# What the task requires
Every entry that follows should be written out again exactly.

[Start of Attachment]

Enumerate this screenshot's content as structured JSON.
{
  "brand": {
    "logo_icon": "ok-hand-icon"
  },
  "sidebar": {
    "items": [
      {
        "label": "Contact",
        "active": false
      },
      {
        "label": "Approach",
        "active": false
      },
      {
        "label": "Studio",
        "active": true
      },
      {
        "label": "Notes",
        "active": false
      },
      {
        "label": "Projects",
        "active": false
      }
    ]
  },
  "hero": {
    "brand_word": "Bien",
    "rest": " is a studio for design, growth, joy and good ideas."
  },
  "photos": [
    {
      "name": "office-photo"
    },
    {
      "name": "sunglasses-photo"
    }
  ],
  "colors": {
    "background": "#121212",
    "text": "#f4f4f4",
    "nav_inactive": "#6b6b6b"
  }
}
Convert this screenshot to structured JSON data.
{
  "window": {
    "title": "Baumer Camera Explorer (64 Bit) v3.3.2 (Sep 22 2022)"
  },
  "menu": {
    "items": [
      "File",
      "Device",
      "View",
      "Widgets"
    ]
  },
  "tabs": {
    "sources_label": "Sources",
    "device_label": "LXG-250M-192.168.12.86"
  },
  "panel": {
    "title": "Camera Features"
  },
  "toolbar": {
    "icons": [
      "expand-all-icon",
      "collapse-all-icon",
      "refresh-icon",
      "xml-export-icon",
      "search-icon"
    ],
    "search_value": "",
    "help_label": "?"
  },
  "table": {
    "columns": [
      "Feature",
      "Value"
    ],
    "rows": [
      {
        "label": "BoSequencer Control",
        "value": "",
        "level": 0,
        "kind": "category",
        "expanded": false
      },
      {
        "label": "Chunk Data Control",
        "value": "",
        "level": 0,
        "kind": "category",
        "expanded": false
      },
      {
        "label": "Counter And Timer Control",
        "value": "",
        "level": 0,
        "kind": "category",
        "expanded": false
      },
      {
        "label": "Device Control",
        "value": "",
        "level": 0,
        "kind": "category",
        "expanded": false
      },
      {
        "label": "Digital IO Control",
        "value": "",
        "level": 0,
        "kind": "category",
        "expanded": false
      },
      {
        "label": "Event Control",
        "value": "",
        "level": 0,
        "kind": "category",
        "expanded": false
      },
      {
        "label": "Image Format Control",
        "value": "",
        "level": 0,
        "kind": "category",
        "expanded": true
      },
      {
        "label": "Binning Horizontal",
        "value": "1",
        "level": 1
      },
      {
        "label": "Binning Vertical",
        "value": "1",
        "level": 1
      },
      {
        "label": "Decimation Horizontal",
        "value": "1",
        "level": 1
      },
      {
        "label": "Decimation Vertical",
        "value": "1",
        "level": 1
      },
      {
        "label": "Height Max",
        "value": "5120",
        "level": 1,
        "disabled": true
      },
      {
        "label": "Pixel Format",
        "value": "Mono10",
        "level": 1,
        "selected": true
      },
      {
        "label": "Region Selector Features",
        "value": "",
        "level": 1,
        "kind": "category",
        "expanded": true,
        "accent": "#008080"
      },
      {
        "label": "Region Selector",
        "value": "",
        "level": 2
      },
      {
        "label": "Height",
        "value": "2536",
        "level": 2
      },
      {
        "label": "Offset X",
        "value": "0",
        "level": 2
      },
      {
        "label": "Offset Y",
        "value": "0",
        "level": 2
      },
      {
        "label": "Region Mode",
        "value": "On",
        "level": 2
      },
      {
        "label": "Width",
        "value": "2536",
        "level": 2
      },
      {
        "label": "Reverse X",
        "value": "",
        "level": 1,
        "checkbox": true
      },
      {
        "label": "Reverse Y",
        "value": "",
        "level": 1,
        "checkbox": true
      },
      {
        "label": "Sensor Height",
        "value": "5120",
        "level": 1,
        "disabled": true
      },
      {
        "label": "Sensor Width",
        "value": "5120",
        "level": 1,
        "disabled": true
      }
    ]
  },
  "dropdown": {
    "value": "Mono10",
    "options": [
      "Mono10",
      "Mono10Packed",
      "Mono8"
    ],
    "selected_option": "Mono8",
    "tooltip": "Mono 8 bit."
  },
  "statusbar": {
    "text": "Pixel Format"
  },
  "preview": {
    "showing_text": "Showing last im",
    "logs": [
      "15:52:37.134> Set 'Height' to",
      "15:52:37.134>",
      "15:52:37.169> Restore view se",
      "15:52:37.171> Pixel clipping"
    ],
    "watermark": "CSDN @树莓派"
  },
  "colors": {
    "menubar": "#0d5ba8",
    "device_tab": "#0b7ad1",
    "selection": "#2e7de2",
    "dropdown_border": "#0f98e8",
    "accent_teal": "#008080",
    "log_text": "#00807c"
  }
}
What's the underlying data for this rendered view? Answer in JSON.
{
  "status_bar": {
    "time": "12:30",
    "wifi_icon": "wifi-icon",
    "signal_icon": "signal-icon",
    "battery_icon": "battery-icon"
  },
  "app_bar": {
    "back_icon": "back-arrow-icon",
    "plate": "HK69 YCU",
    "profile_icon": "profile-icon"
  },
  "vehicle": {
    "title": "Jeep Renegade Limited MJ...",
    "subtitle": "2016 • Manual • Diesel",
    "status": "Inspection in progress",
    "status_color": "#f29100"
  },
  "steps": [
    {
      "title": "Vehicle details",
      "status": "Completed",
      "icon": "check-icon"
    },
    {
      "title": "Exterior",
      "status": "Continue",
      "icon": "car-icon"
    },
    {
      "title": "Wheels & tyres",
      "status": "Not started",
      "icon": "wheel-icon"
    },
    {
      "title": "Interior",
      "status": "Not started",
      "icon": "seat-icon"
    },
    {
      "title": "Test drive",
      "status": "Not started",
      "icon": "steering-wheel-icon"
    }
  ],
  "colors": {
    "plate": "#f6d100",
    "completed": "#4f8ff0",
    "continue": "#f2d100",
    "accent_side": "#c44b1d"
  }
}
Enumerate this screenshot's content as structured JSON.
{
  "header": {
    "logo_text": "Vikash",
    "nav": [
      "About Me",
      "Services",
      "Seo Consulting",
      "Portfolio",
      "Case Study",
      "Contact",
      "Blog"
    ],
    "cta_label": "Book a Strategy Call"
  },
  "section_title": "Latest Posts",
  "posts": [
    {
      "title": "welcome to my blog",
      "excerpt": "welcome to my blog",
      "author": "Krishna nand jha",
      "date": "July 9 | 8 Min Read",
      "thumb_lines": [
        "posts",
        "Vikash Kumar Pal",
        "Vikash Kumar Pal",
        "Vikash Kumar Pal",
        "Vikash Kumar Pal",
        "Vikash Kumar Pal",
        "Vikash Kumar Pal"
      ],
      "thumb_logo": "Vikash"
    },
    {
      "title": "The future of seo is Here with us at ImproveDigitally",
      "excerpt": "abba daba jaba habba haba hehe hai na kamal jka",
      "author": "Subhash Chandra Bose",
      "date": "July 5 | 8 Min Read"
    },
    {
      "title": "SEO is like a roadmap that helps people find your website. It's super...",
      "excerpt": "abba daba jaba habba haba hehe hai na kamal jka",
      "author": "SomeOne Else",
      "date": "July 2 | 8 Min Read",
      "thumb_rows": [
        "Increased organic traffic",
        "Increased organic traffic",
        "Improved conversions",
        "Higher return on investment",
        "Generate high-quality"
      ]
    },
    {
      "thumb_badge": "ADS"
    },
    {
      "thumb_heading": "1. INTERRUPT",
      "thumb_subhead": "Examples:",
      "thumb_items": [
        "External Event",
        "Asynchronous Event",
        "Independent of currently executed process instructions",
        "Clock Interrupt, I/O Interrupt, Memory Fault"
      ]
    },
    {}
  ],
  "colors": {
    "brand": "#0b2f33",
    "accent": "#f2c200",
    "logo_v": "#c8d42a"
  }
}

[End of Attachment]

# Answer to this problem
Enumerate this screenshot's content as structured JSON.
{
  "brand": {
    "logo_icon": "ok-hand-icon"
  },
  "sidebar": {
    "items": [
      {
        "label": "Contact",
        "active": false
      },
      {
        "label": "Approach",
        "active": false
      },
      {
        "label": "Studio",
        "active": true
      },
      {
        "label": "Notes",
        "active": false
      },
      {
        "label": "Projects",
        "active": false
      }
    ]
  },
  "hero": {
    "brand_word": "Bien",
    "rest": " is a studio for design, growth, joy and good ideas."
  },
  "photos": [
    {
      "name": "office-photo"
    },
    {
      "name": "sunglasses-photo"
    }
  ],
  "colors": {
    "background": "#121212",
    "text": "#f4f4f4",
    "nav_inactive": "#6b6b6b"
  }
}
Convert this screenshot to structured JSON data.
{
  "window": {
    "title": "Baumer Camera Explorer (64 Bit) v3.3.2 (Sep 22 2022)"
  },
  "menu": {
    "items": [
      "File",
      "Device",
      "View",
      "Widgets"
    ]
  },
  "tabs": {
    "sources_label": "Sources",
    "device_label": "LXG-250M-192.168.12.86"
  },
  "panel": {
    "title": "Camera Features"
  },
  "toolbar": {
    "icons": [
      "expand-all-icon",
      "collapse-all-icon",
      "refresh-icon",
      "xml-export-icon",
      "search-icon"
    ],
    "search_value": "",
    "help_label": "?"
  },
  "table": {
    "columns": [
      "Feature",
      "Value"
    ],
    "rows": [
      {
        "label": "BoSequencer Control",
        "value": "",
        "level": 0,
        "kind": "category",
        "expanded": false
      },
      {
        "label": "Chunk Data Control",
        "value": "",
        "level": 0,
        "kind": "category",
        "expanded": false
      },
      {
        "label": "Counter And Timer Control",
        "value": "",
        "level": 0,
        "kind": "category",
        "expanded": false
      },
      {
        "label": "Device Control",
        "value": "",
        "level": 0,
        "kind": "category",
        "expanded": false
      },
      {
        "label": "Digital IO Control",
        "value": "",
        "level": 0,
        "kind": "category",
        "expanded": false
      },
      {
        "label": "Event Control",
        "value": "",
        "level": 0,
        "kind": "category",
        "expanded": false
      },
      {
        "label": "Image Format Control",
        "value": "",
        "level": 0,
        "kind": "category",
        "expanded": true
      },
      {
        "label": "Binning Horizontal",
        "value": "1",
        "level": 1
      },
      {
        "label": "Binning Vertical",
        "value": "1",
        "level": 1
      },
      {
        "label": "Decimation Horizontal",
        "value": "1",
        "level": 1
      },
      {
        "label": "Decimation Vertical",
        "value": "1",
        "level": 1
      },
      {
        "label": "Height Max",
        "value": "5120",
        "level": 1,
        "disabled": true
      },
      {
        "label": "Pixel Format",
        "value": "Mono10",
        "level": 1,
        "selected": true
      },
      {
        "label": "Region Selector Features",
        "value": "",
        "level": 1,
        "kind": "category",
        "expanded": true,
        "accent": "#008080"
      },
      {
        "label": "Region Selector",
        "value": "",
        "level": 2
      },
      {
        "label": "Height",
        "value": "2536",
        "level": 2
      },
      {
        "label": "Offset X",
        "value": "0",
        "level": 2
      },
      {
        "label": "Offset Y",
        "value": "0",
        "level": 2
      },
      {
        "label": "Region Mode",
        "value": "On",
        "level": 2
      },
      {
        "label": "Width",
        "value": "2536",
        "level": 2
      },
      {
        "label": "Reverse X",
        "value": "",
        "level": 1,
        "checkbox": true
      },
      {
        "label": "Reverse Y",
        "value": "",
        "level": 1,
        "checkbox": true
      },
      {
        "label": "Sensor Height",
        "value": "5120",
        "level": 1,
        "disabled": true
      },
      {
        "label": "Sensor Width",
        "value": "5120",
        "level": 1,
        "disabled": true
      }
    ]
  },
  "dropdown": {
    "value": "Mono10",
    "options": [
      "Mono10",
      "Mono10Packed",
      "Mono8"
    ],
    "selected_option": "Mono8",
    "tooltip": "Mono 8 bit."
  },
  "statusbar": {
    "text": "Pixel Format"
  },
  "preview": {
    "showing_text": "Showing last im",
    "logs": [
      "15:52:37.134> Set 'Height' to",
      "15:52:37.134>",
      "15:52:37.169> Restore view se",
      "15:52:37.171> Pixel clipping"
    ],
    "watermark": "CSDN @树莓派"
  },
  "colors": {
    "menubar": "#0d5ba8",
    "device_tab": "#0b7ad1",
    "selection": "#2e7de2",
    "dropdown_border": "#0f98e8",
    "accent_teal": "#008080",
    "log_text": "#00807c"
  }
}
What's the underlying data for this rendered view? Answer in JSON.
{
  "status_bar": {
    "time": "12:30",
    "wifi_icon": "wifi-icon",
    "signal_icon": "signal-icon",
    "battery_icon": "battery-icon"
  },
  "app_bar": {
    "back_icon": "back-arrow-icon",
    "plate": "HK69 YCU",
    "profile_icon": "profile-icon"
  },
  "vehicle": {
    "title": "Jeep Renegade Limited MJ...",
    "subtitle": "2016 • Manual • Diesel",
    "status": "Inspection in progress",
    "status_color": "#f29100"
  },
  "steps": [
    {
      "title": "Vehicle details",
      "status": "Completed",
      "icon": "check-icon"
    },
    {
      "title": "Exterior",
      "status": "Continue",
      "icon": "car-icon"
    },
    {
      "title": "Wheels & tyres",
      "status": "Not started",
      "icon": "wheel-icon"
    },
    {
      "title": "Interior",
      "status": "Not started",
      "icon": "seat-icon"
    },
    {
      "title": "Test drive",
      "status": "Not started",
      "icon": "steering-wheel-icon"
    }
  ],
  "colors": {
    "plate": "#f6d100",
    "completed": "#4f8ff0",
    "continue": "#f2d100",
    "accent_side": "#c44b1d"
  }
}
Enumerate this screenshot's content as structured JSON.
{
  "header": {
    "logo_text": "Vikash",
    "nav": [
      "About Me",
      "Services",
      "Seo Consulting",
      "Portfolio",
      "Case Study",
      "Contact",
      "Blog"
    ],
    "cta_label": "Book a Strategy Call"
  },
  "section_title": "Latest Posts",
  "posts": [
    {
      "title": "welcome to my blog",
      "excerpt": "welcome to my blog",
      "author": "Krishna nand jha",
      "date": "July 9 | 8 Min Read",
      "thumb_lines": [
        "posts",
        "Vikash Kumar Pal",
        "Vikash Kumar Pal",
        "Vikash Kumar Pal",
        "Vikash Kumar Pal",
        "Vikash Kumar Pal",
        "Vikash Kumar Pal"
      ],
      "thumb_logo": "Vikash"
    },
    {
      "title": "The future of seo is Here with us at ImproveDigitally",
      "excerpt": "abba daba jaba habba haba hehe hai na kamal jka",
      "author": "Subhash Chandra Bose",
      "date": "July 5 | 8 Min Read"
    },
    {
      "title": "SEO is like a roadmap that helps people find your website. It's super...",
      "excerpt": "abba daba jaba habba haba hehe hai na kamal jka",
      "author": "SomeOne Else",
      "date": "July 2 | 8 Min Read",
      "thumb_rows": [
        "Increased organic traffic",
        "Increased organic traffic",
        "Improved conversions",
        "Higher return on investment",
        "Generate high-quality"
      ]
    },
    {
      "thumb_badge": "ADS"
    },
    {
      "thumb_heading": "1. INTERRUPT",
      "thumb_subhead": "Examples:",
      "thumb_items": [
        "External Event",
        "Asynchronous Event",
        "Independent of currently executed process instructions",
        "Clock Interrupt, I/O Interrupt, Memory Fault"
      ]
    },
    {}
  ],
  "colors": {
    "brand": "#0b2f33",
    "accent": "#f2c200",
    "logo_v": "#c8d42a"
  }
}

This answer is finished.